**Your objective:** Give back each line of the data exactly as it reads, minus the pictures.

**Input for this task:**

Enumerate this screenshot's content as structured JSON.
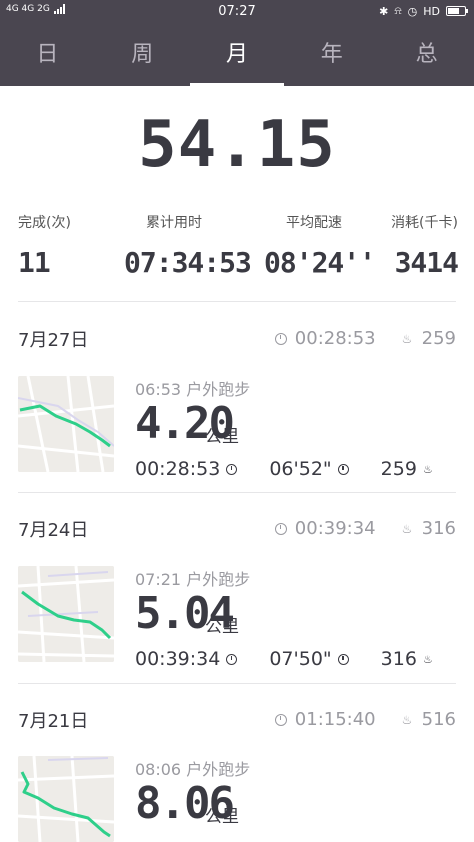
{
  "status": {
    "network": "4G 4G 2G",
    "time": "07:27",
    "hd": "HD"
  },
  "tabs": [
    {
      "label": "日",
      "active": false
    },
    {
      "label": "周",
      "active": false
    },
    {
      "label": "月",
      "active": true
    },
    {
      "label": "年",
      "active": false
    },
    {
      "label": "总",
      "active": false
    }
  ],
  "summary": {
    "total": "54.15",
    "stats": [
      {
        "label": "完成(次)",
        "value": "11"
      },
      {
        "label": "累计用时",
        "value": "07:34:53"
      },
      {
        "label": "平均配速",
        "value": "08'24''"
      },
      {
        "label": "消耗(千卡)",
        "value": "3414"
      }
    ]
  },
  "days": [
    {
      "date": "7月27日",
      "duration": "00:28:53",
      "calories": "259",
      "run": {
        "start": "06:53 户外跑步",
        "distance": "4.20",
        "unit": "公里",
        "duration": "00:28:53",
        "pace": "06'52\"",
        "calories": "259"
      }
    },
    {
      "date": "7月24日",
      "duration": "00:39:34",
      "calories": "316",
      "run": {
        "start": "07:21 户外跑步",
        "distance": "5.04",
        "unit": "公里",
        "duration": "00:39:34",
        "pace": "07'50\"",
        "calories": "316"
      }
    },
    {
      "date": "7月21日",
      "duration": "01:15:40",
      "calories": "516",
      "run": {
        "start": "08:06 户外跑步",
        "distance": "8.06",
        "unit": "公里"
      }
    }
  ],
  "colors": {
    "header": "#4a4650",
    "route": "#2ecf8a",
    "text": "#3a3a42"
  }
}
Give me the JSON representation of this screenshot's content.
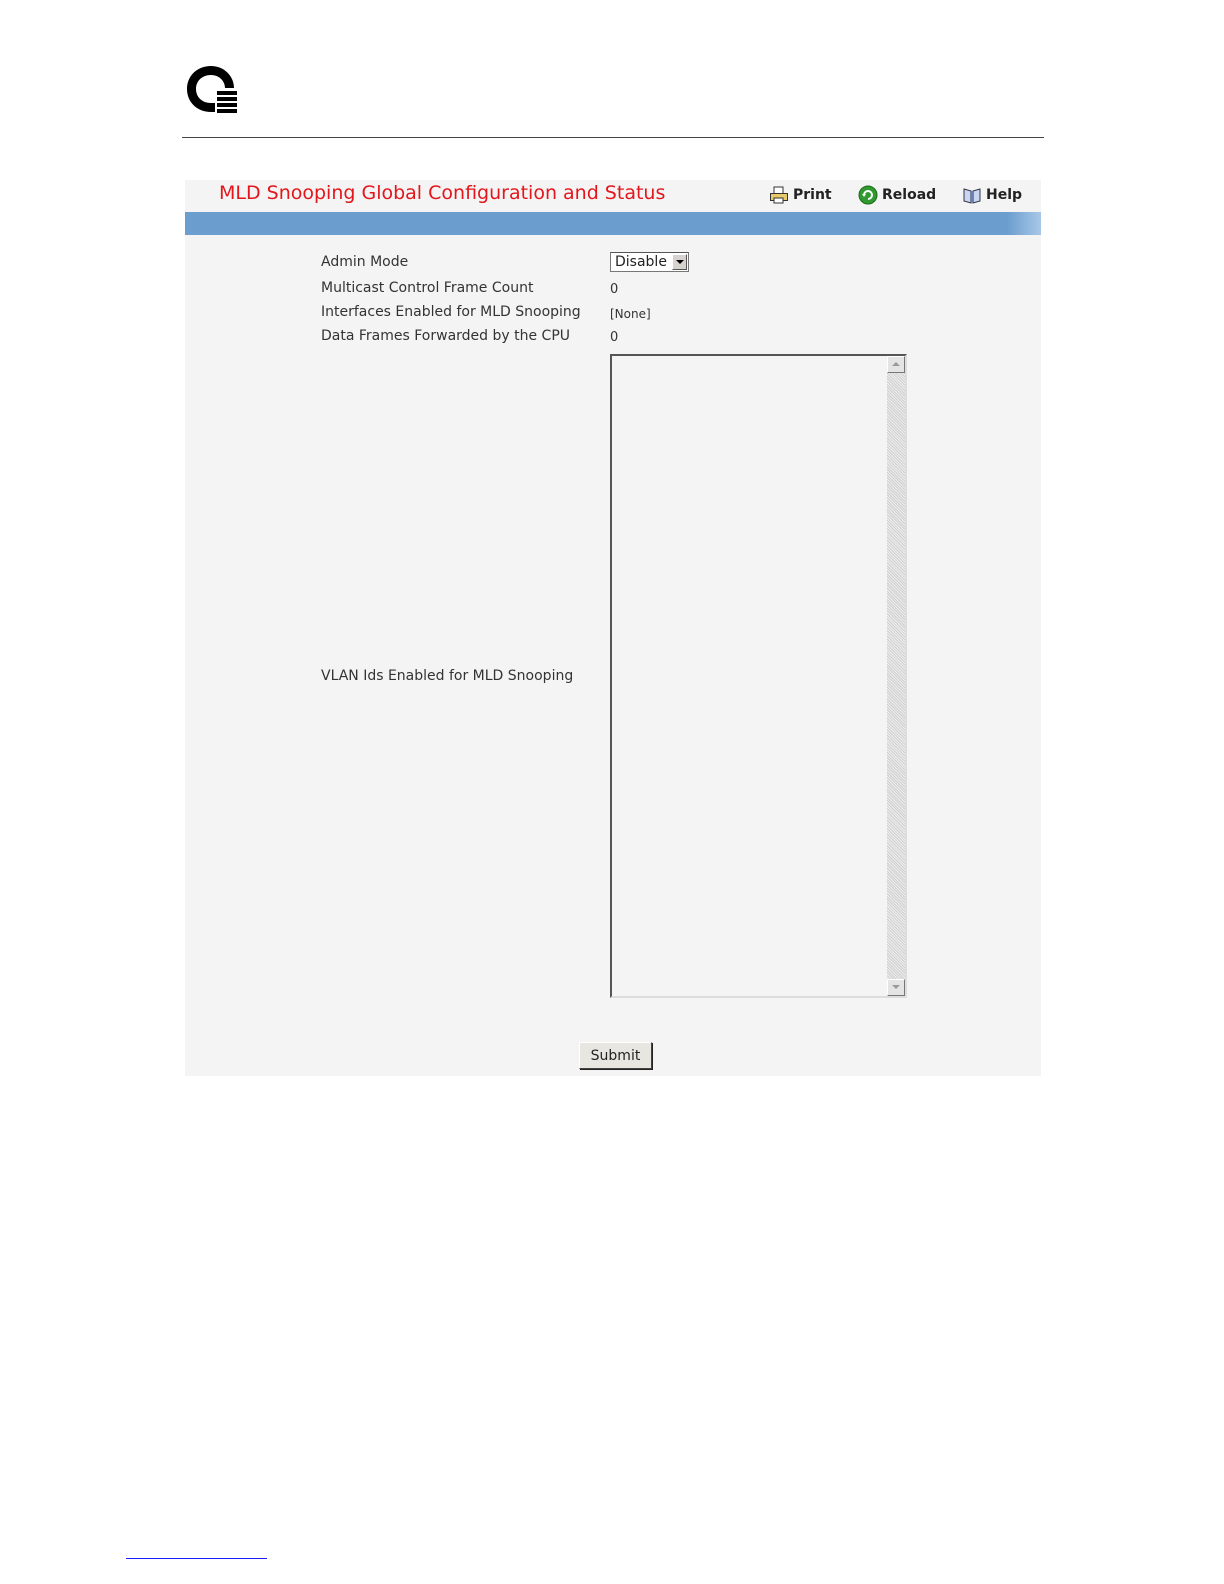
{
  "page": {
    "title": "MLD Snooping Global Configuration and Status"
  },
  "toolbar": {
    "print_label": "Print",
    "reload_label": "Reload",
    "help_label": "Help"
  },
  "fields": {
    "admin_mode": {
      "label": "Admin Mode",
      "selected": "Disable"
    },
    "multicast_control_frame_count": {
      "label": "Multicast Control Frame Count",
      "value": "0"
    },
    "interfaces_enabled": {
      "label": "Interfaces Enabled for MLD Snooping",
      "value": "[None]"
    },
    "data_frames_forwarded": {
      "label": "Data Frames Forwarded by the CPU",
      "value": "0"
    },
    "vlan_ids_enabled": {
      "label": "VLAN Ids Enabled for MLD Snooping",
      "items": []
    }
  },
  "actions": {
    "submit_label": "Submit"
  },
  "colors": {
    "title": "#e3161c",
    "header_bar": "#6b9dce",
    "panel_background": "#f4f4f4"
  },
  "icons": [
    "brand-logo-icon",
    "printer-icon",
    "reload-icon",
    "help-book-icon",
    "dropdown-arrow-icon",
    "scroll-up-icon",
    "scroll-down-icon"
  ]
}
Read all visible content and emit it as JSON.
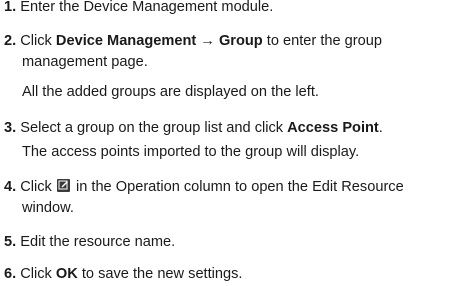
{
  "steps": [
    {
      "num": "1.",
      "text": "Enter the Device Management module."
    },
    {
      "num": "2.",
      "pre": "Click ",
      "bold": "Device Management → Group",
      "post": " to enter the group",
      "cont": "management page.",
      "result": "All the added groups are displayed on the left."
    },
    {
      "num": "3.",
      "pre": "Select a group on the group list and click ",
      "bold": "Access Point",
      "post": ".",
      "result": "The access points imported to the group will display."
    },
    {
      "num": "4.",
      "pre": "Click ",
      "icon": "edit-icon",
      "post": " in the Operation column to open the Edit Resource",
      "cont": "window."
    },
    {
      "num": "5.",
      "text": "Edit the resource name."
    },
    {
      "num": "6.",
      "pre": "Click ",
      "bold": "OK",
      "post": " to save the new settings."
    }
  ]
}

**Task response:**
Enumerate this screenshot's content as structured JSON.
{
  "status": {
    "network": "4G 4G 2G",
    "time": "07:27",
    "hd": "HD"
  },
  "tabs": [
    {
      "label": "日",
      "active": false
    },
    {
      "label": "周",
      "active": false
    },
    {
      "label": "月",
      "active": true
    },
    {
      "label": "年",
      "active": false
    },
    {
      "label": "总",
      "active": false
    }
  ],
  "summary": {
    "total": "54.15",
    "stats": [
      {
        "label": "完成(次)",
        "value": "11"
      },
      {
        "label": "累计用时",
        "value": "07:34:53"
      },
      {
        "label": "平均配速",
        "value": "08'24''"
      },
      {
        "label": "消耗(千卡)",
        "value": "3414"
      }
    ]
  },
  "days": [
    {
      "date": "7月27日",
      "duration": "00:28:53",
      "calories": "259",
      "run": {
        "start": "06:53 户外跑步",
        "distance": "4.20",
        "unit": "公里",
        "duration": "00:28:53",
        "pace": "06'52\"",
        "calories": "259"
      }
    },
    {
      "date": "7月24日",
      "duration": "00:39:34",
      "calories": "316",
      "run": {
        "start": "07:21 户外跑步",
        "distance": "5.04",
        "unit": "公里",
        "duration": "00:39:34",
        "pace": "07'50\"",
        "calories": "316"
      }
    },
    {
      "date": "7月21日",
      "duration": "01:15:40",
      "calories": "516",
      "run": {
        "start": "08:06 户外跑步",
        "distance": "8.06",
        "unit": "公里"
      }
    }
  ],
  "colors": {
    "header": "#4a4650",
    "route": "#2ecf8a",
    "text": "#3a3a42"
  }
}
Give me the JSON representation of this screenshot's content.
{
  "page": {
    "title": "MLD Snooping Global Configuration and Status"
  },
  "toolbar": {
    "print_label": "Print",
    "reload_label": "Reload",
    "help_label": "Help"
  },
  "fields": {
    "admin_mode": {
      "label": "Admin Mode",
      "selected": "Disable"
    },
    "multicast_control_frame_count": {
      "label": "Multicast Control Frame Count",
      "value": "0"
    },
    "interfaces_enabled": {
      "label": "Interfaces Enabled for MLD Snooping",
      "value": "[None]"
    },
    "data_frames_forwarded": {
      "label": "Data Frames Forwarded by the CPU",
      "value": "0"
    },
    "vlan_ids_enabled": {
      "label": "VLAN Ids Enabled for MLD Snooping",
      "items": []
    }
  },
  "actions": {
    "submit_label": "Submit"
  },
  "colors": {
    "title": "#e3161c",
    "header_bar": "#6b9dce",
    "panel_background": "#f4f4f4"
  },
  "icons": [
    "brand-logo-icon",
    "printer-icon",
    "reload-icon",
    "help-book-icon",
    "dropdown-arrow-icon",
    "scroll-up-icon",
    "scroll-down-icon"
  ]
}
Read all visible content and emit it as JSON.
{
  "steps": [
    {
      "num": "1.",
      "text": "Enter the Device Management module."
    },
    {
      "num": "2.",
      "pre": "Click ",
      "bold": "Device Management → Group",
      "post": " to enter the group",
      "cont": "management page.",
      "result": "All the added groups are displayed on the left."
    },
    {
      "num": "3.",
      "pre": "Select a group on the group list and click ",
      "bold": "Access Point",
      "post": ".",
      "result": "The access points imported to the group will display."
    },
    {
      "num": "4.",
      "pre": "Click ",
      "icon": "edit-icon",
      "post": " in the Operation column to open the Edit Resource",
      "cont": "window."
    },
    {
      "num": "5.",
      "text": "Edit the resource name."
    },
    {
      "num": "6.",
      "pre": "Click ",
      "bold": "OK",
      "post": " to save the new settings."
    }
  ]
}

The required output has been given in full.